The Pacific Northwest is in a technology boom and is home to pioneering start-ups and major corporations. But before becoming an epicenter of engineers and entrepreneurs, the region was home to bears, wolves and other wild animals.
“We are equally in a time of crisis and opportunity. Animal populations are rapidly declining and disappearing, but new tools are offering solutions to this problem. The tech community has been the missing piece of the puzzle,” said Woodland Park Zoo CEO Alejandro Grajal. “The science of technology and the science of wildlife conservation are intersecting in ways that are innovative, scalable and just in time. Imagine how many species we could have saved from extinction had these technologies existed 20 years ago. Imagine how many we’ll save in the next 20.”
The human impact on the natural ecosystem has been significant and damaging, partially due to the increasing population. While the region’s tech boom is contributing to the expanding population, the same growth is providing essential tools to wildlife researchers to repair and restore the environment that still supports many of its original wild species.
“Our tools used to include binoculars, boots and a notepad. It was incredibly inefficient and we’ve been losing the battle to save wildlife for some time now,” said Woodland Park Zoo Vice President of Conservation Initiatives Peter Zahler. “The challenge has been studying species that are often rare, declining and widely dispersed in mountains, rainforests, and some of the most remote and difficult landscapes on earth – and then analyzing immense data sets to figure out what is really happening and how to fix it. A growing number of talented innovators are creating the groundbreaking new tools that have the potential to help us save some of the last of the wild and bring species back from the brink.”

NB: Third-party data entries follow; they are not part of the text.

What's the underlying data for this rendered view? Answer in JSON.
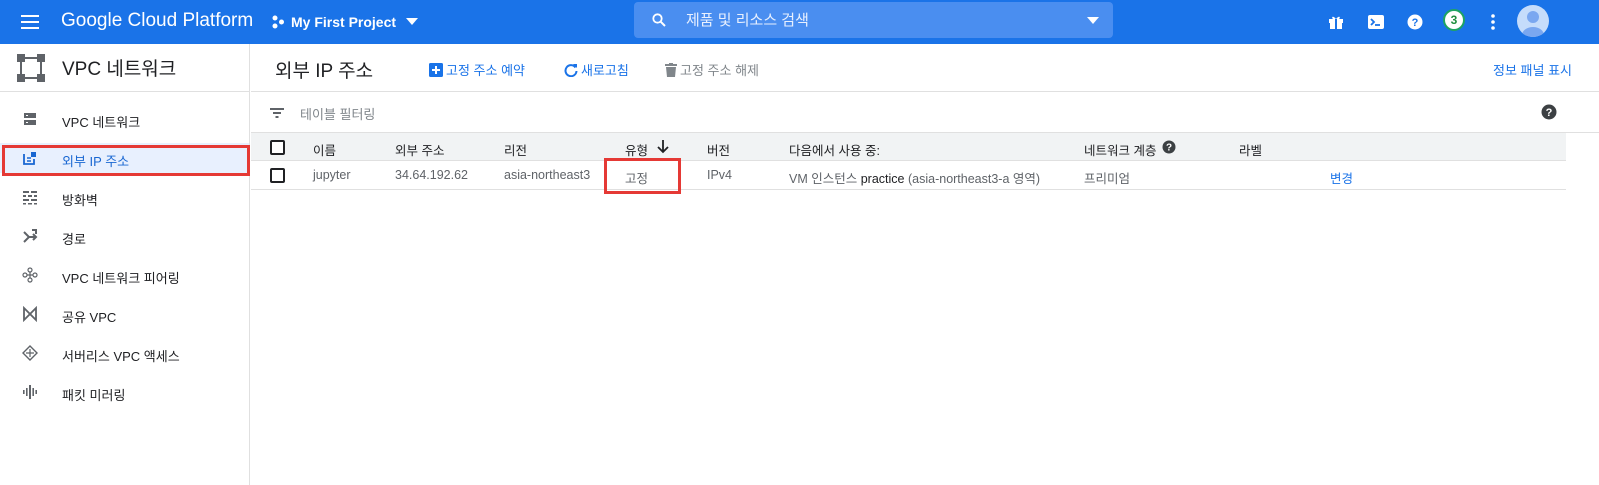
{
  "topbar": {
    "brand": "Google Cloud Platform",
    "project": "My First Project",
    "search_placeholder": "제품 및 리소스 검색",
    "notification_count": "3",
    "accent_color": "#1a73e8"
  },
  "sidebar": {
    "title": "VPC 네트워크",
    "items": [
      {
        "label": "VPC 네트워크",
        "icon": "vpc-network-icon",
        "active": false
      },
      {
        "label": "외부 IP 주소",
        "icon": "external-ip-icon",
        "active": true
      },
      {
        "label": "방화벽",
        "icon": "firewall-icon",
        "active": false
      },
      {
        "label": "경로",
        "icon": "routes-icon",
        "active": false
      },
      {
        "label": "VPC 네트워크 피어링",
        "icon": "peering-icon",
        "active": false
      },
      {
        "label": "공유 VPC",
        "icon": "shared-vpc-icon",
        "active": false
      },
      {
        "label": "서버리스 VPC 액세스",
        "icon": "serverless-vpc-icon",
        "active": false
      },
      {
        "label": "패킷 미러링",
        "icon": "packet-mirroring-icon",
        "active": false
      }
    ]
  },
  "header": {
    "title": "외부 IP 주소",
    "reserve_label": "고정 주소 예약",
    "refresh_label": "새로고침",
    "release_label": "고정 주소 해제",
    "info_panel_label": "정보 패널 표시"
  },
  "filter": {
    "placeholder": "테이블 필터링"
  },
  "table": {
    "columns": [
      "이름",
      "외부 주소",
      "리전",
      "유형",
      "버전",
      "다음에서 사용 중:",
      "네트워크 계층",
      "라벨"
    ],
    "sort_column": "유형",
    "sort_direction": "descending",
    "rows": [
      {
        "name": "jupyter",
        "address": "34.64.192.62",
        "region": "asia-northeast3",
        "type": "고정",
        "version": "IPv4",
        "in_use_prefix": "VM 인스턴스",
        "in_use_name": "practice",
        "in_use_suffix": "(asia-northeast3-a 영역)",
        "tier": "프리미엄",
        "labels": "",
        "action": "변경"
      }
    ]
  }
}
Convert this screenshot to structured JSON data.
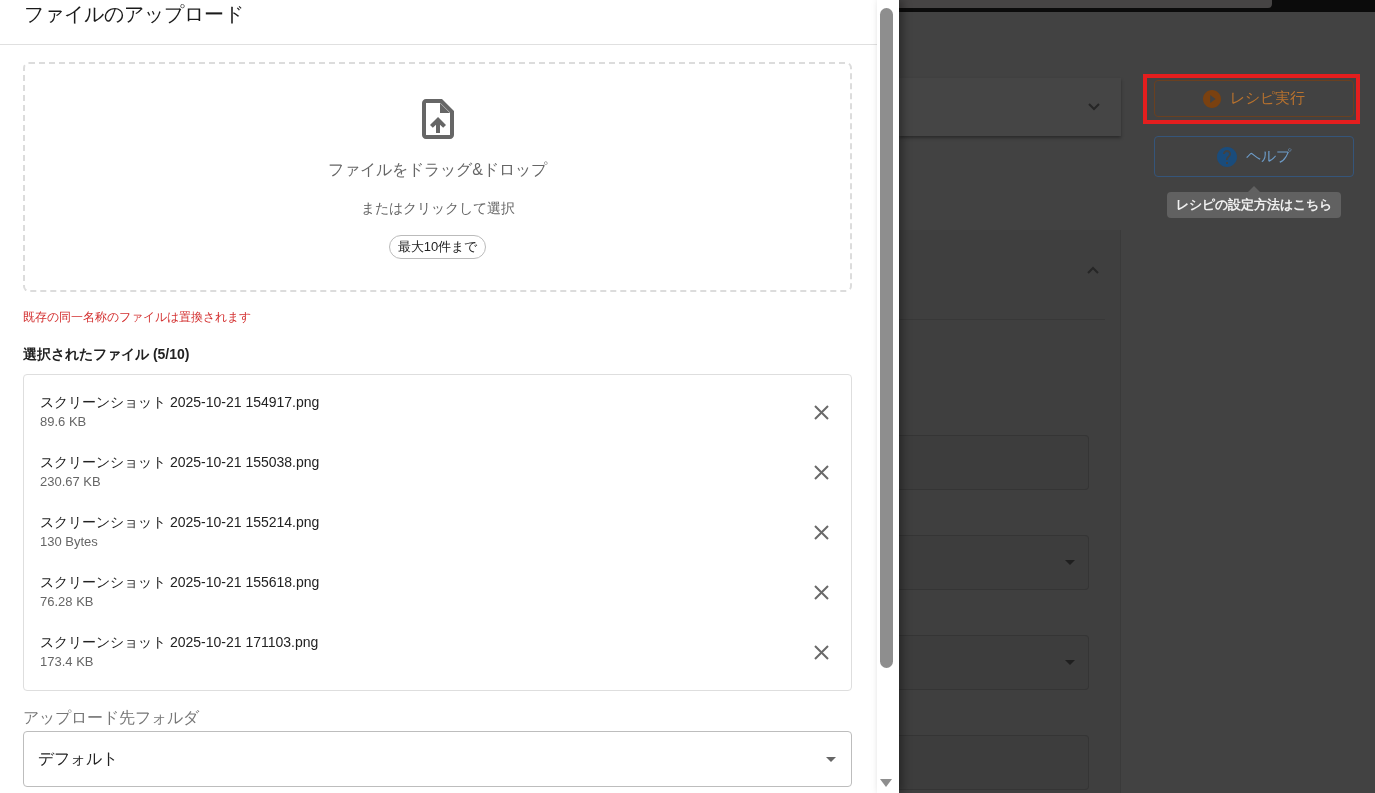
{
  "upload_dialog": {
    "title": "ファイルのアップロード",
    "drop_zone": {
      "instruction": "ファイルをドラッグ&ドロップ",
      "hint": "またはクリックして選択",
      "limit_badge": "最大10件まで"
    },
    "warning": "既存の同一名称のファイルは置換されます",
    "selected_files": {
      "heading": "選択されたファイル (5/10)",
      "files": [
        {
          "name": "スクリーンショット 2025-10-21 154917.png",
          "size": "89.6 KB"
        },
        {
          "name": "スクリーンショット 2025-10-21 155038.png",
          "size": "230.67 KB"
        },
        {
          "name": "スクリーンショット 2025-10-21 155214.png",
          "size": "130 Bytes"
        },
        {
          "name": "スクリーンショット 2025-10-21 155618.png",
          "size": "76.28 KB"
        },
        {
          "name": "スクリーンショット 2025-10-21 171103.png",
          "size": "173.4 KB"
        }
      ]
    },
    "folder": {
      "label": "アップロード先フォルダ",
      "value": "デフォルト"
    }
  },
  "background_page": {
    "cards": [
      {
        "expanded": false
      },
      {
        "expanded": true,
        "fields": [
          {
            "kind": "input"
          },
          {
            "kind": "select"
          },
          {
            "kind": "select"
          },
          {
            "kind": "input"
          }
        ]
      }
    ],
    "run_button": {
      "label": "レシピ実行",
      "highlighted": true
    },
    "help_button": {
      "label": "ヘルプ"
    },
    "tooltip": "レシピの設定方法はこちら"
  }
}
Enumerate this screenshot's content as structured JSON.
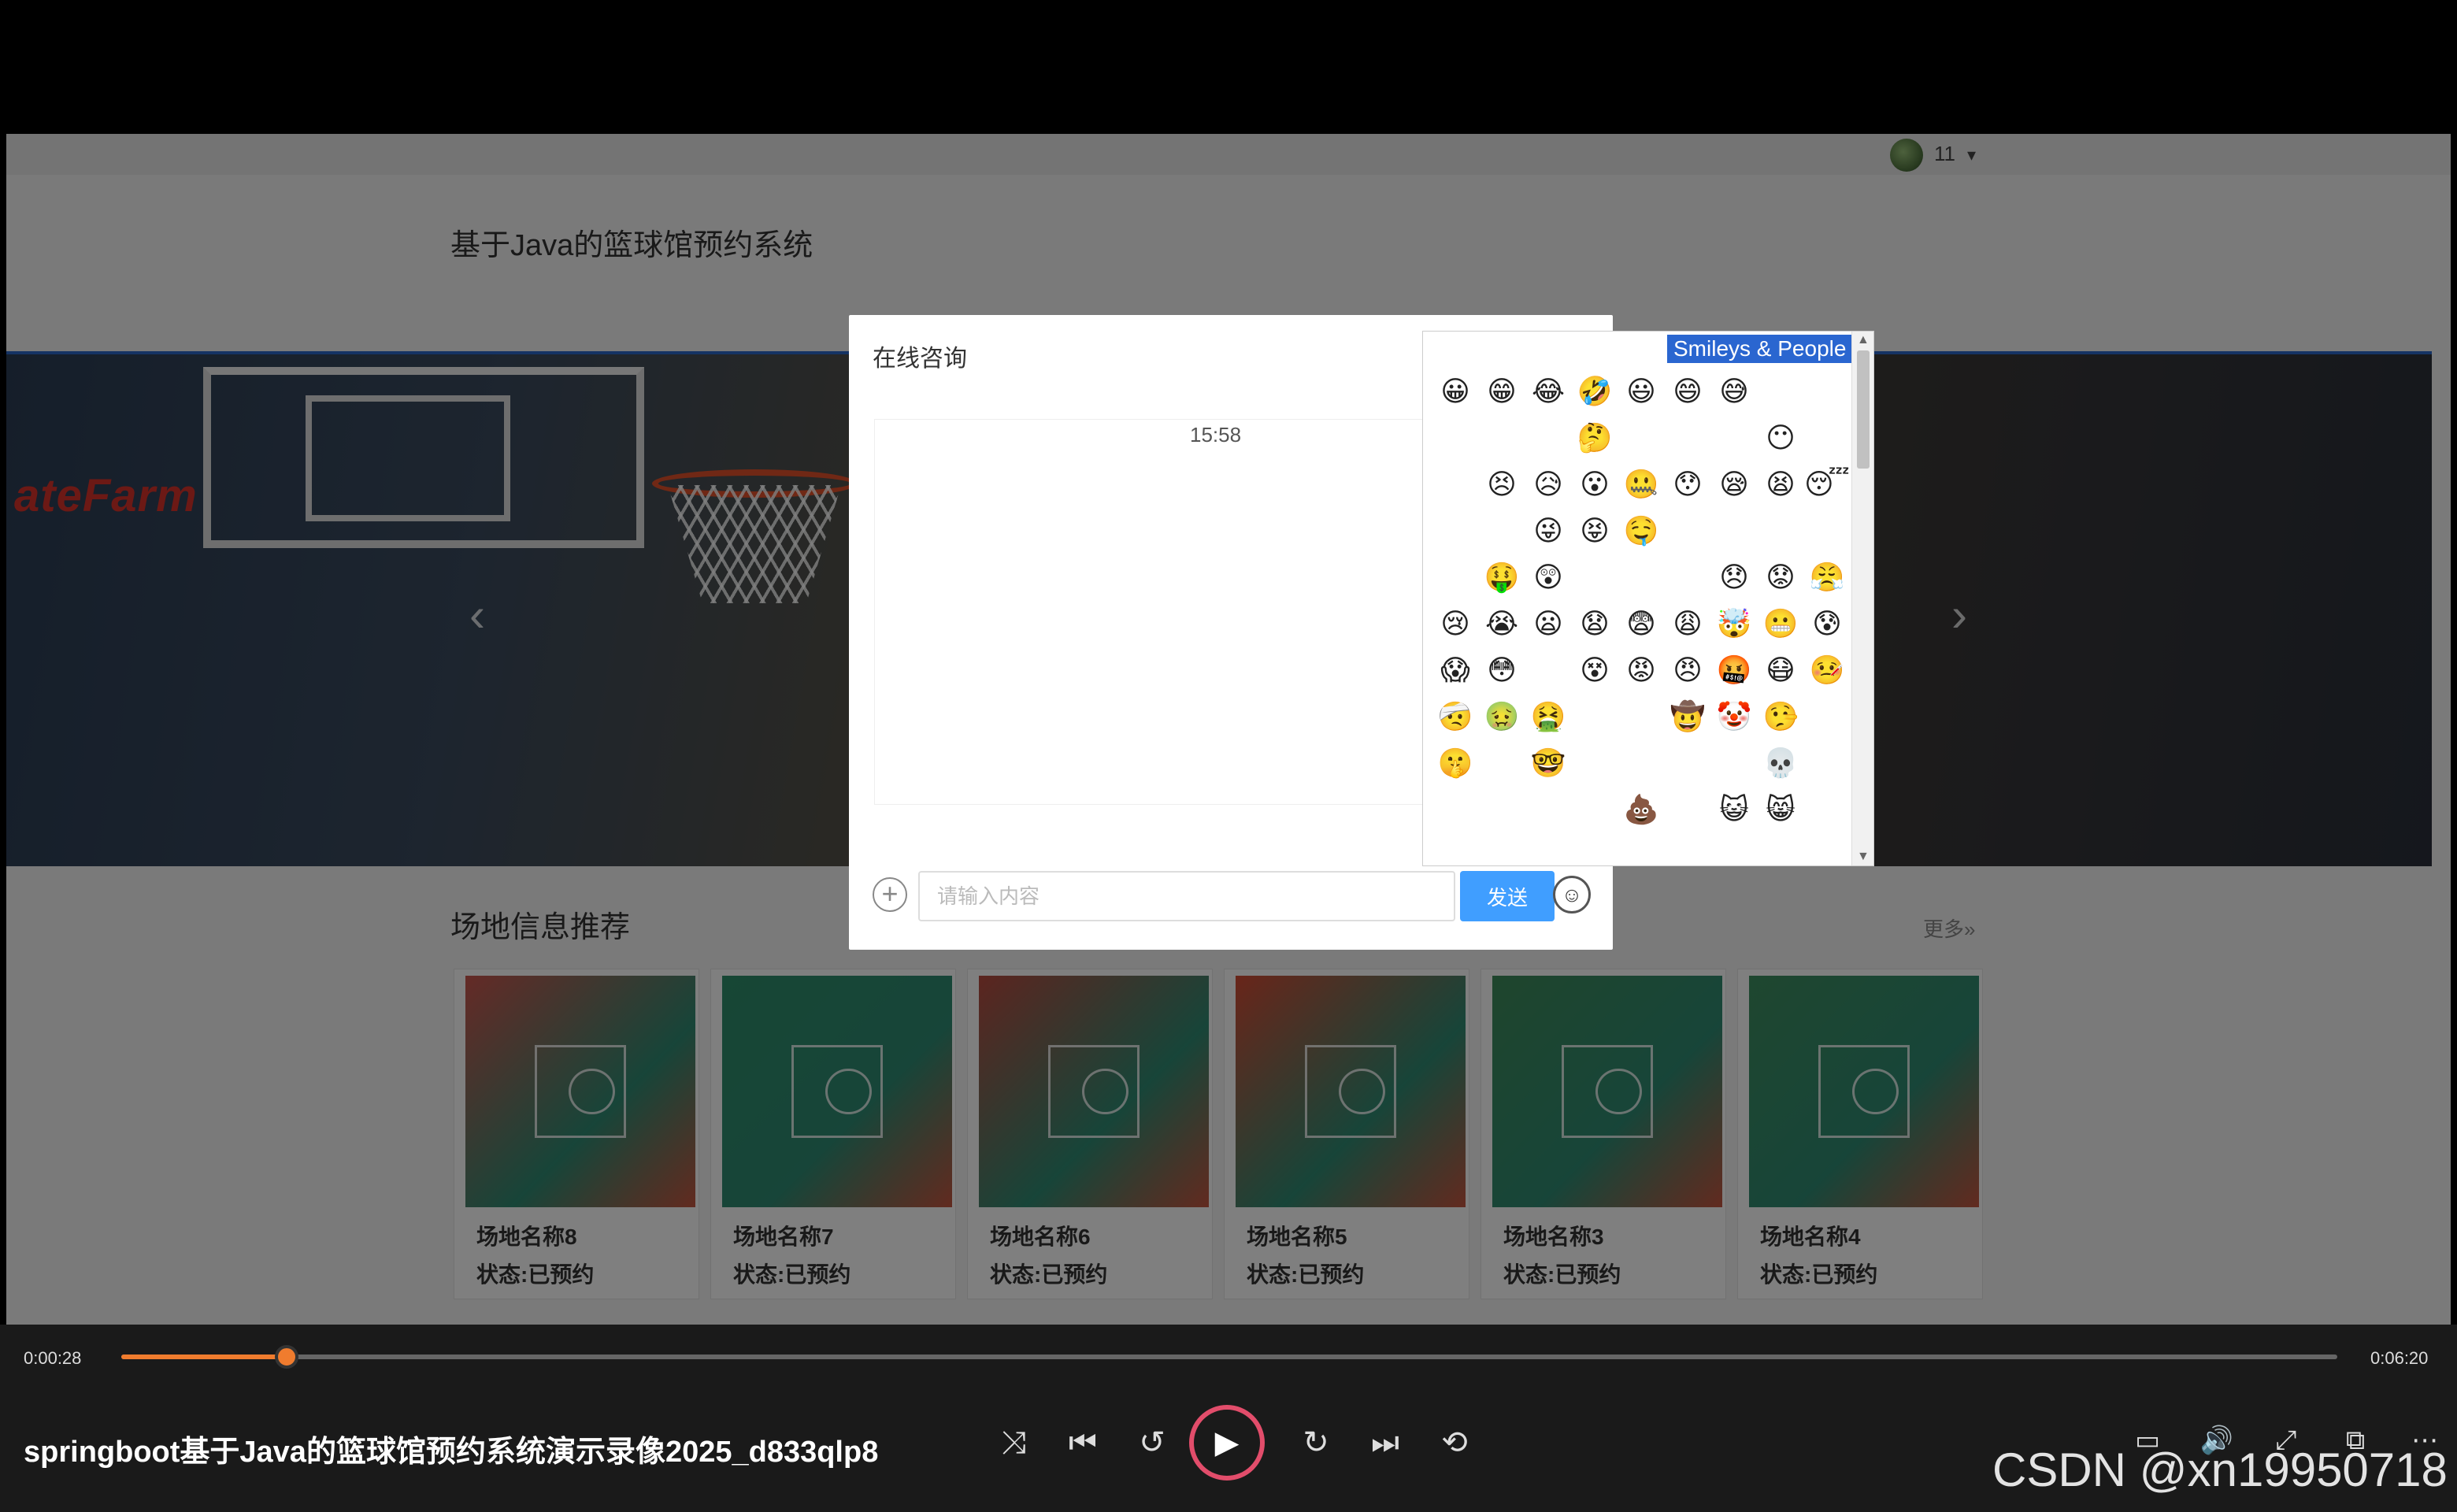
{
  "site": {
    "title": "基于Java的篮球馆预约系统",
    "user": {
      "name": "11",
      "caret": "▾"
    }
  },
  "banner": {
    "text": "ateFarm",
    "prev_icon": "‹",
    "next_icon": "›"
  },
  "section": {
    "title": "场地信息推荐",
    "more": "更多»"
  },
  "courts": [
    {
      "name": "场地名称8",
      "status": "状态:已预约",
      "color": "#c9554d"
    },
    {
      "name": "场地名称7",
      "status": "状态:已预约",
      "color": "#2f8e6a"
    },
    {
      "name": "场地名称6",
      "status": "状态:已预约",
      "color": "#b84a3f"
    },
    {
      "name": "场地名称5",
      "status": "状态:已预约",
      "color": "#d24b34"
    },
    {
      "name": "场地名称3",
      "status": "状态:已预约",
      "color": "#3e8a5a"
    },
    {
      "name": "场地名称4",
      "status": "状态:已预约",
      "color": "#3e8e5f"
    }
  ],
  "chat": {
    "title": "在线咨询",
    "time": "15:58",
    "input_placeholder": "请输入内容",
    "send_label": "发送",
    "plus_icon": "+",
    "emoji_icon": "☺"
  },
  "emoji_picker": {
    "category": "Smileys & People",
    "rows": [
      [
        "😀",
        "😁",
        "😂",
        "🤣",
        "😃",
        "😄",
        "😅",
        "",
        "",
        ""
      ],
      [
        "",
        "",
        "",
        "🤔",
        "",
        "",
        "",
        "😶",
        "",
        ""
      ],
      [
        "",
        "😣",
        "😥",
        "😮",
        "🤐",
        "😯",
        "😪",
        "😫",
        "😴",
        ""
      ],
      [
        "",
        "",
        "😜",
        "😝",
        "🤤",
        "",
        "",
        "",
        "",
        ""
      ],
      [
        "",
        "🤑",
        "😲",
        "",
        "",
        "",
        "😞",
        "😟",
        "😤",
        ""
      ],
      [
        "😢",
        "😭",
        "😦",
        "😧",
        "😨",
        "😩",
        "🤯",
        "😬",
        "😰",
        ""
      ],
      [
        "😱",
        "😳",
        "",
        "😵",
        "😡",
        "😠",
        "🤬",
        "😷",
        "🤒",
        ""
      ],
      [
        "🤕",
        "🤢",
        "🤮",
        "",
        "",
        "🤠",
        "🤡",
        "🤥",
        "",
        ""
      ],
      [
        "🤫",
        "",
        "🤓",
        "",
        "",
        "",
        "",
        "💀",
        "",
        ""
      ],
      [
        "",
        "",
        "",
        "",
        "💩",
        "",
        "😺",
        "😸",
        "",
        ""
      ]
    ]
  },
  "player": {
    "time_current": "0:00:28",
    "time_total": "0:06:20",
    "progress": 0.0745,
    "title": "springboot基于Java的篮球馆预约系统演示录像2025_d833qlp8",
    "controls": [
      "⤨",
      "⏮",
      "↺",
      "▶",
      "↻",
      "⏭",
      "⟲"
    ],
    "right_controls": [
      "▭",
      "🔊",
      "⤢",
      "⧉",
      "⋯"
    ],
    "watermark": "CSDN @xn19950718"
  }
}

In wild and secluded areas of the Pacific Northwest, Woodland Park Zoo is utilizing technological advancements to improve wildlife detection and conservation. Traditional remote, motion-sensor cameras are valuable in population trend assessments but require time-intensive manual sorting of all images. New remote cameras can capture thousands of images, record video for behavioral studies, and have the potential to send images directly to ‘the cloud’ for near-real-time analysis. Microsoft AI for Earth is providing the zoo with computing resources to develop machine learning algorithms that can quickly sort data sets and differentiate between useful animal imagery and false images, such as blowing leaves.
Much like developments in artificial intelligence, the field of DNA technology is rapidly revolutionizing wildlife conservation. New non-invasive techniques allow conservationists to collect DNA profiles from the environment, such as a paw print in the snow or a sample of pond water. For rare and elusive animals in the Pacific Northwest, such as wolverines or pond turtles, this breakthrough can help determine the presence of a species in less time with fewer costs and resources.
DNA technology is also being used to inform scientists in the Seattle region about the behaviors of wild carnivores coexisting near residential communities. DNA and diet information collected from feces of free-ranging animals can reveal where that animal forages, how much time it spends around humans, and provide insight into the health of the overall ecosystem.
These solutions and many others are being applied around the world to enhance international wildlife conservation practices. Cutting-edge satellite and GPS collars provide information on movement and behaviors in three dimensions, and Woodland Park Zoo is using these collars to study high-climbing tree kangaroos in the forests of Papua New Guinea. Microsoft Research and volunteers helped Woodland Park Zoo develop and refine a scent dispenser that attracts sensitive species to remote cameras range, transforming how wildlife is surveyed in isolated regions. Zoo conservation scientists studying wolverines previously recorded only three animal detections over two summers, but detected wolverines 13 times in one winter using the scent dispensers.
“Collecting data is critical to understanding and abating threats faced by wild species,” said ecologist, award-winning conservationist and TV host Chris Morgan. “Whether you’re out in the field tracking animal movements or designing a drone to map migration patterns, we can all play an essential role protecting and preserving these beautiful and irreplaceable creatures.”
With the support and contributions of partners like Union Bank and Valence, Woodland Park Zoo will honor Morgan’s work as a Wildlife Hero and celebrate the progress and possibilities in the Pacific Northwest at the February 27th Thrive fundraising event at Fremont Studios. To learn more about this event, visit www.zoo.org/thrive.
For information on attending Thrive or how to partner with Woodland Park Zoo on technologies to help study and save wildlife, contact Vice President of Development Sarah Valentine at Sarah.Valentine@Zoo.org or (206) 548-2624.